But neither the multiple rulings against him nor the potentially steep cost of damages have deterred Trump from continuing to slam Carroll as a liar. Trump has gone on at least five long social media rants against Carroll just since the trial began last week. The first time was just before the trial began, and the second was—inexplicably—as he sat in the courtroom for the first day of the trial.

Trump set a personal record during the third, after his trial was delayed earlier this week (per his own lawyer’s request). That time, Trump made 42 posts about Carroll on Truth Social in the span of 13 minutes. And then he made another 37 posts about her Wednesday, the night before his highly anticipated (and incredibly short) testimony. He also posted about Carroll Thursday night, pretending he had no idea who she is.

Matt Gaetz Finally Admits Why He Really Pushed Out Kevin McCarthy

The Republican representative only pushed out former House Speaker Kevin McCarthy to get revenge.

Matt Gaetz walks through the Longworth House Office Building.
Anna Rose Layden/Getty Images

Private correspondence between Florida Representative Matt Gaetz and a close friend reveals that the MAGA lawmaker’s intentions in kicking out former Speaker Kevin McCarthy weren’t quite as clean as he claimed they were.

In private communications reviewed by The Daily Beast, Gaetz makes clear that his efforts to undercut and oust the former speaker were motivated by the renewed House Ethics Committee probe into Gaetz’s alleged payments to a minor for sex. The source was so fearful of Gaetz’s retribution that the Beast could not quote or even refer to the type of communication for fear that Gaetz would identify them—but they shared information indicating that Gaetz singled out McCarthy individually for reviving the investigation, refusing to believe that McCarthy did not have singular control over its resurgence.

Gaetz initially led the crusade to oust McCarthy from the speaker’s office in October, claiming that he was caving to Democrats on a spending deal.

Since then, the truth has become clearer. Over the summer, the Floridian reportedly told a group of colleagues that his push to boot McCarthy was in direct response to the probe, while a senior GOP staffer recalled Gaetz complaining about Kevin due to the investigation, according to the outlet.

“As I’ve answered likely 100 times on the record, I led the charge to remove Kevin McCarthy from his role as House Speaker because he failed to keep his promises,” Gaetz said in a statement to the Beast. “The Daily Beast continues to lie about me, and I think it’s due for a round of layoffs.”

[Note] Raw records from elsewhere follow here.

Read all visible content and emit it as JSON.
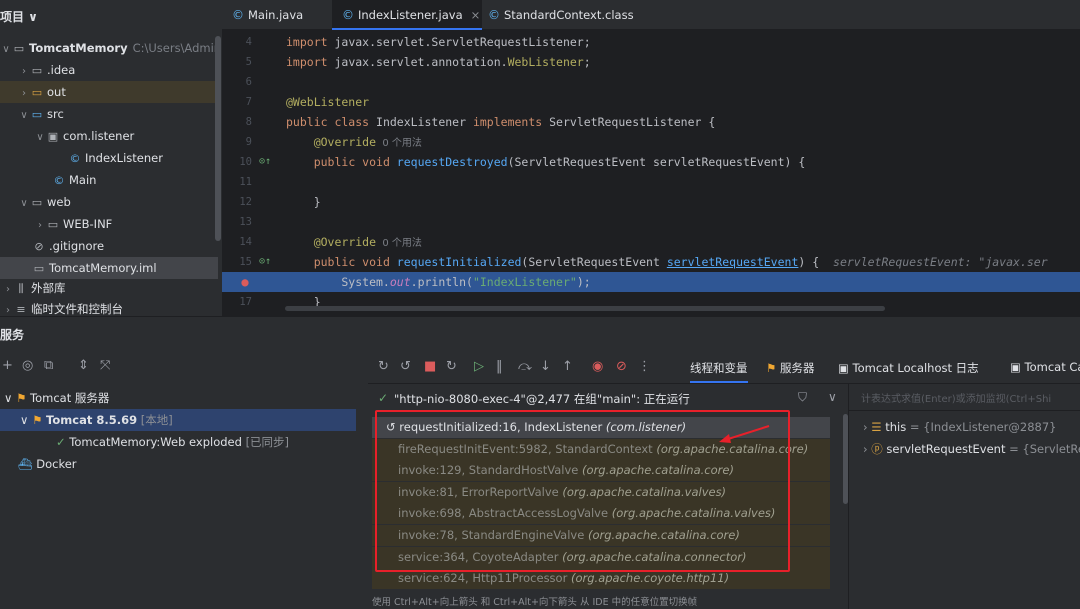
{
  "project": {
    "title": "项目 ∨",
    "root": {
      "name": "TomcatMemory",
      "path": "C:\\Users\\Administ"
    },
    "items": [
      {
        "label": ".idea"
      },
      {
        "label": "out"
      },
      {
        "label": "src"
      },
      {
        "label": "com.listener"
      },
      {
        "label": "IndexListener"
      },
      {
        "label": "Main"
      },
      {
        "label": "web"
      },
      {
        "label": "WEB-INF"
      },
      {
        "label": ".gitignore"
      },
      {
        "label": "TomcatMemory.iml"
      },
      {
        "label": "外部库"
      },
      {
        "label": "临时文件和控制台"
      }
    ]
  },
  "tabs": [
    {
      "label": "Main.java"
    },
    {
      "label": "IndexListener.java",
      "close": "×"
    },
    {
      "label": "StandardContext.class"
    }
  ],
  "editor": {
    "lines": [
      {
        "num": "4",
        "parts": [
          [
            "kw",
            "import "
          ],
          [
            "",
            "javax.servlet.ServletRequestListener;"
          ]
        ]
      },
      {
        "num": "5",
        "parts": [
          [
            "kw",
            "import "
          ],
          [
            "",
            "javax.servlet.annotation."
          ],
          [
            "an",
            "WebListener"
          ],
          [
            "",
            ";"
          ]
        ]
      },
      {
        "num": "6",
        "parts": []
      },
      {
        "num": "7",
        "parts": [
          [
            "an",
            "@WebListener"
          ]
        ]
      },
      {
        "num": "8",
        "parts": [
          [
            "kw",
            "public class "
          ],
          [
            "",
            "IndexListener "
          ],
          [
            "kw",
            "implements "
          ],
          [
            "",
            "ServletRequestListener {"
          ]
        ]
      },
      {
        "num": "9",
        "parts": [
          [
            "",
            "    "
          ],
          [
            "an",
            "@Override"
          ],
          [
            "hint",
            "  0 个用法"
          ]
        ]
      },
      {
        "num": "10",
        "parts": [
          [
            "",
            "    "
          ],
          [
            "kw",
            "public void "
          ],
          [
            "fn",
            "requestDestroyed"
          ],
          [
            "",
            "(ServletRequestEvent servletRequestEvent) {"
          ]
        ]
      },
      {
        "num": "11",
        "parts": []
      },
      {
        "num": "12",
        "parts": [
          [
            "",
            "    }"
          ]
        ]
      },
      {
        "num": "13",
        "parts": []
      },
      {
        "num": "14",
        "parts": [
          [
            "",
            "    "
          ],
          [
            "an",
            "@Override"
          ],
          [
            "hint",
            "  0 个用法"
          ]
        ]
      },
      {
        "num": "15",
        "parts": [
          [
            "",
            "    "
          ],
          [
            "kw",
            "public void "
          ],
          [
            "fn",
            "requestInitialized"
          ],
          [
            "",
            "(ServletRequestEvent "
          ],
          [
            "pu",
            "servletRequestEvent"
          ],
          [
            "",
            ") {  "
          ],
          [
            "inl",
            "servletRequestEvent: \"javax.ser"
          ]
        ]
      },
      {
        "num": "",
        "parts": [
          [
            "",
            "        System."
          ],
          [
            "fl",
            "out"
          ],
          [
            "",
            ".println("
          ],
          [
            "st",
            "\"IndexListener\""
          ],
          [
            "",
            ");"
          ]
        ]
      },
      {
        "num": "17",
        "parts": [
          [
            "",
            "    }"
          ]
        ]
      }
    ]
  },
  "services": {
    "title": "服务",
    "tree": [
      {
        "label": "Tomcat 服务器"
      },
      {
        "label": "Tomcat 8.5.69",
        "tag": "[本地]"
      },
      {
        "label": "TomcatMemory:Web exploded",
        "tag": "[已同步]"
      },
      {
        "label": "Docker"
      }
    ]
  },
  "debugger": {
    "tabs": [
      {
        "label": "线程和变量"
      },
      {
        "label": "服务器"
      },
      {
        "label": "Tomcat Localhost 日志"
      },
      {
        "label": "Tomcat Ca"
      }
    ],
    "thread": "\"http-nio-8080-exec-4\"@2,477 在组\"main\": 正在运行",
    "frames": [
      {
        "method": "requestInitialized:16, IndexListener",
        "pkg": "(com.listener)"
      },
      {
        "method": "fireRequestInitEvent:5982, StandardContext",
        "pkg": "(org.apache.catalina.core)"
      },
      {
        "method": "invoke:129, StandardHostValve",
        "pkg": "(org.apache.catalina.core)"
      },
      {
        "method": "invoke:81, ErrorReportValve",
        "pkg": "(org.apache.catalina.valves)"
      },
      {
        "method": "invoke:698, AbstractAccessLogValve",
        "pkg": "(org.apache.catalina.valves)"
      },
      {
        "method": "invoke:78, StandardEngineValve",
        "pkg": "(org.apache.catalina.core)"
      },
      {
        "method": "service:364, CoyoteAdapter",
        "pkg": "(org.apache.catalina.connector)"
      },
      {
        "method": "service:624, Http11Processor",
        "pkg": "(org.apache.coyote.http11)"
      }
    ],
    "status_hint": "使用 Ctrl+Alt+向上箭头 和 Ctrl+Alt+向下箭头 从 IDE 中的任意位置切换帧",
    "eval_placeholder": "计表达式求值(Enter)或添加监视(Ctrl+Shi",
    "vars": [
      {
        "name": "this",
        "value": "= {IndexListener@2887}"
      },
      {
        "name": "servletRequestEvent",
        "value": "= {ServletRequ"
      }
    ]
  },
  "colors": {
    "accent": "#3574f0",
    "exec_line": "#2f5694",
    "highlight_box": "#e8202a"
  }
}
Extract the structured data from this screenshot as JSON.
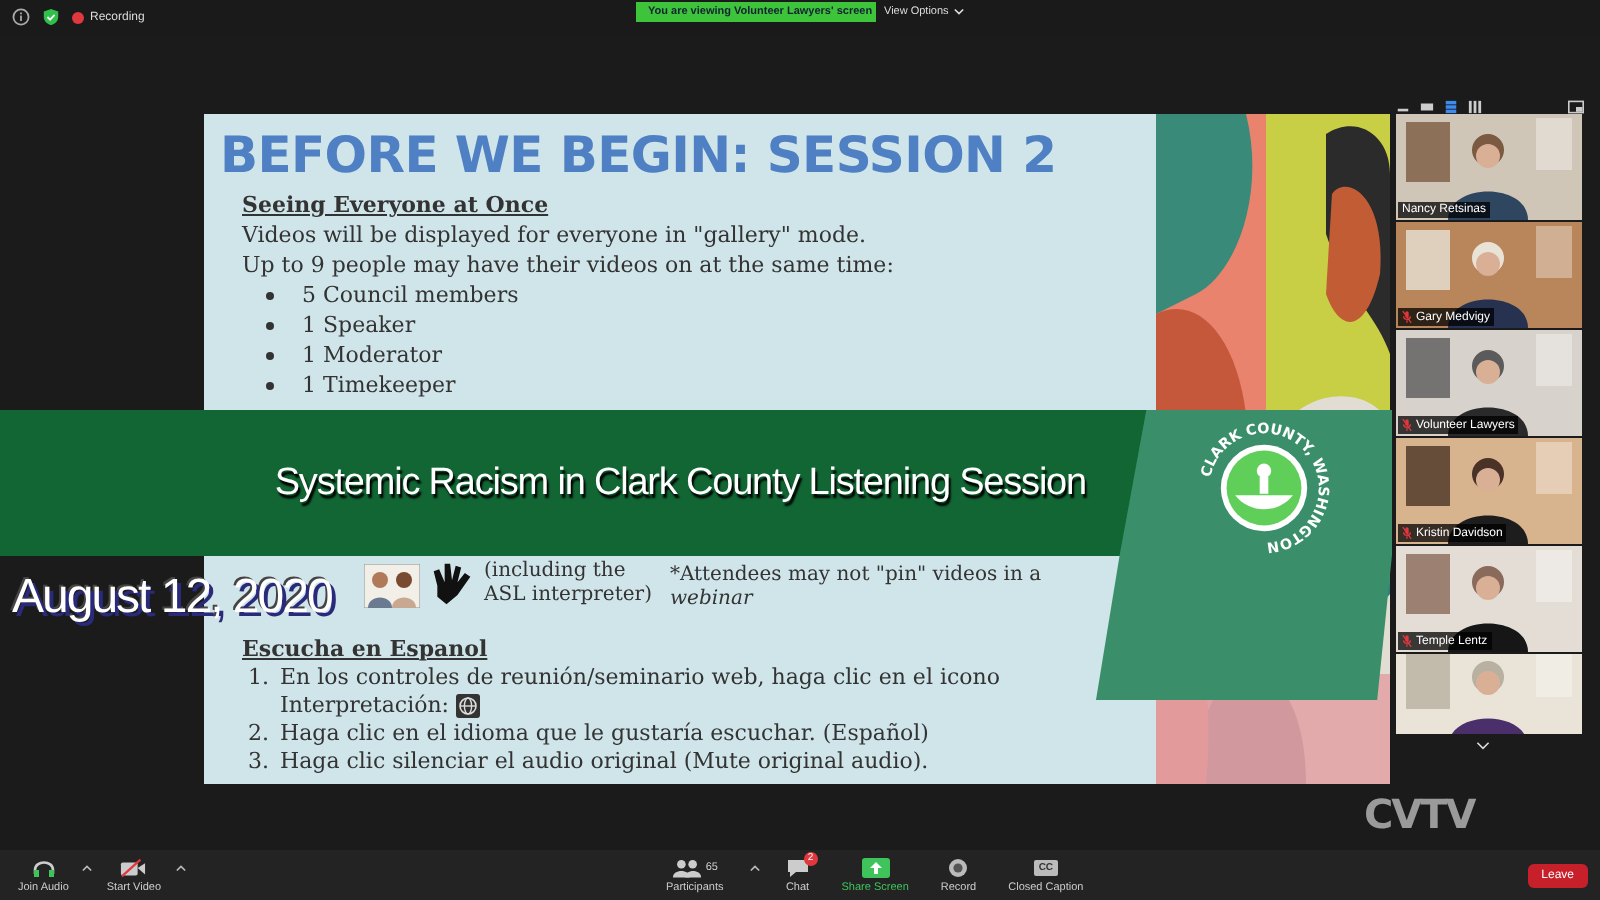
{
  "top_bar": {
    "recording_label": "Recording",
    "viewing_banner": "You are viewing Volunteer Lawyers' screen",
    "view_options": "View Options"
  },
  "slide": {
    "title": "BEFORE WE BEGIN: SESSION 2",
    "heading_1": "Seeing Everyone at Once",
    "lines": [
      "Videos will be displayed for everyone in \"gallery\" mode.",
      "Up to 9 people may have their videos on at the same time:"
    ],
    "bullets": [
      "5 Council members",
      "1 Speaker",
      "1 Moderator",
      "1 Timekeeper"
    ],
    "interpreter_lines": [
      "(including the",
      "ASL interpreter)"
    ],
    "note": "*Attendees may not \"pin\" videos in a",
    "note_emphasis": "webinar",
    "heading_2": "Escucha en Espanol",
    "steps": [
      {
        "number": "1.",
        "text": "En los controles de reunión/seminario web, haga clic en el icono",
        "continuation": "Interpretación:"
      },
      {
        "number": "2.",
        "text": "Haga clic en el idioma que le gustaría escuchar. (Español)"
      },
      {
        "number": "3.",
        "text": "Haga clic silenciar el audio original (Mute original audio)."
      }
    ]
  },
  "overlay": {
    "title": "Systemic Racism in Clark County Listening Session",
    "date": "August 12, 2020",
    "logo_text": "CLARK COUNTY, WASHINGTON"
  },
  "gallery": {
    "participants": [
      {
        "name": "Nancy Retsinas",
        "muted": false
      },
      {
        "name": "Gary Medvigy",
        "muted": true
      },
      {
        "name": "Volunteer Lawyers",
        "muted": true
      },
      {
        "name": "Kristin Davidson",
        "muted": true
      },
      {
        "name": "Temple Lentz",
        "muted": true
      },
      {
        "kind": "partial"
      }
    ]
  },
  "station_logo": "CVTV",
  "toolbar": {
    "items": [
      {
        "kind": "audio",
        "label": "Join Audio"
      },
      {
        "kind": "video",
        "label": "Start Video"
      },
      {
        "kind": "participants",
        "label": "Participants",
        "count": "65"
      },
      {
        "kind": "chat",
        "label": "Chat",
        "badge": "2"
      },
      {
        "kind": "share",
        "label": "Share Screen"
      },
      {
        "kind": "record",
        "label": "Record"
      },
      {
        "kind": "cc",
        "label": "Closed Caption",
        "icon_text": "CC"
      }
    ],
    "leave": "Leave"
  }
}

Meanwhile, the congressional investigation into Gaetz has entered a new phase, reportedly making contact with several new witnesses in recent weeks as it probes allegations of sexual misconduct, drug use, and public corruption by the MAGA Republican.

The accusations against Gaetz arise from a DOJ sex-trafficking probe into one of Gaetz’s friends, Joel Greenberg, a former tax collector for Seminole County, who was later convicted of sex trafficking. The initial probe also named Gaetz, who Greenberg claimed had paid him via Venmo in order to have sex with an underage girl in 2017.